Your natural inclination is to protect your kids from pain or any kind of suffering. Sometimes you might shield them from the truth. But when a spouse has been diagnosed with terminal illness, protecting the kids means openly discussing the difficult issue of death. And recognizing how they will be affected by the loss of one parent.
How is this crisis affecting them?
A terminal illness in the family triggers insecurity, fear, guilt, and anger in children. These emotions are on top of the overwhelming sadness and anxiety this trying time will bring.
Some children may blame themselves for mom’s sickness and their family’s suffering. They may fall into deep sadness and, in some cases, depression.
Children will sense that something has changed, even if you don’t tell them. And when, for example, auntie instead of mom or dad, begins to pick them up from school, they could worry that something is wrong. Maybe they did something bad and mom doesn’t care for them as much.
As more changes are introduced because mom is already receiving end-of-life care, they may anticipate more uncomfortable changes with fear.
One of the worst things you can do is to keep your children in the dark. Not understanding why all these is happening will make them more prone to fear, worry, and guilt. Most children are imaginative, and they may come up with beliefs that are more upsetting than reality in the absence of truth.
How to carry your children through
When you tell them, prepare the right words and analogies, be honest, and say just enough. If needed, ask hospice care practitioners for advice on how to speak to children about terminal illness.
Your kids may have lots of questions, which they may have difficulty expressing. When you don’t know the answers, it’s OK to say so. But tell them you will get the answers. Have honest conversations where they can express their thoughts and feelings.
Activities like team sports, arts, or writing could help kids release pent up emotions. For younger children, communicating through doodling, pictures, and toys may work better than adult-like conversations.
Because some children blame themselves when something bad happens, assure your kid that mom’s illness is not their fault. Also, too many changes in routine create a sense of instability and insecurity. So try to stick to normal routines as much as possible.
Your kids need to know and feel how much you love them.

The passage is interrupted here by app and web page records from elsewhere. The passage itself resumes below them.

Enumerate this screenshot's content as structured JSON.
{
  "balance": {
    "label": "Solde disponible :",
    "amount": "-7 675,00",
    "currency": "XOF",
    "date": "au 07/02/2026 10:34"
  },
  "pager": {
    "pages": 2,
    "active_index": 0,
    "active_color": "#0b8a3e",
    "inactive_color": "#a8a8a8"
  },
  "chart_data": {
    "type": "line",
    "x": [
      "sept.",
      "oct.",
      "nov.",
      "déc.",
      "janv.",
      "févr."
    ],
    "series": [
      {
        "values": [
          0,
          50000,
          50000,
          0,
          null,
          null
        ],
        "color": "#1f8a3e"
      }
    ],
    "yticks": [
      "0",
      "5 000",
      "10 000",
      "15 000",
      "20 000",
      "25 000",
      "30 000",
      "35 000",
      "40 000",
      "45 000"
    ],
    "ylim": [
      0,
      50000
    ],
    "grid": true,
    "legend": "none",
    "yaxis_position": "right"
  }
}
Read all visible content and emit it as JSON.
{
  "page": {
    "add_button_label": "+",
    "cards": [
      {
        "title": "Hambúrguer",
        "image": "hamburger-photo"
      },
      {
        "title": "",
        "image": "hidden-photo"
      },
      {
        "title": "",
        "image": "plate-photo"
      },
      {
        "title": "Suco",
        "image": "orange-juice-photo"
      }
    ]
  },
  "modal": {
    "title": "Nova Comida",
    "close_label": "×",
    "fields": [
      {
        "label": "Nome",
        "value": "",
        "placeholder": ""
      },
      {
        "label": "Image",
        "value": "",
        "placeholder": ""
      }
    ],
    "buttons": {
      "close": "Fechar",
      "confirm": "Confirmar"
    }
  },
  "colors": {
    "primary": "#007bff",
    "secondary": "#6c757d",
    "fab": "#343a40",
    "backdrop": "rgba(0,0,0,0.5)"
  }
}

Never forget to spend time with them. Have video calls if you’re far away. If they’re allowed to, don’t be afraid to let your child visit in the hospital and cuddle with mommy and daddy. Ask family for help when the kids need to be looked after and you need to spend time at the hospice or hospital.
Communicate hope instead of fear. Tell them that whatever happens, they will remain loved and cared for. If they’re old enough, get them involved. Let them know how they can help care for mom. Let them know that you can win this battle by going through it together as a family.
Terminal illness is disruptive and heartbreaking for everyone. But it’s also an opportunity to develop resilience and strength, even among your little ones. If you will listen well, be honest, emotionally present, and make them feel secure and loved throughout, you can come out of this difficult time as a family.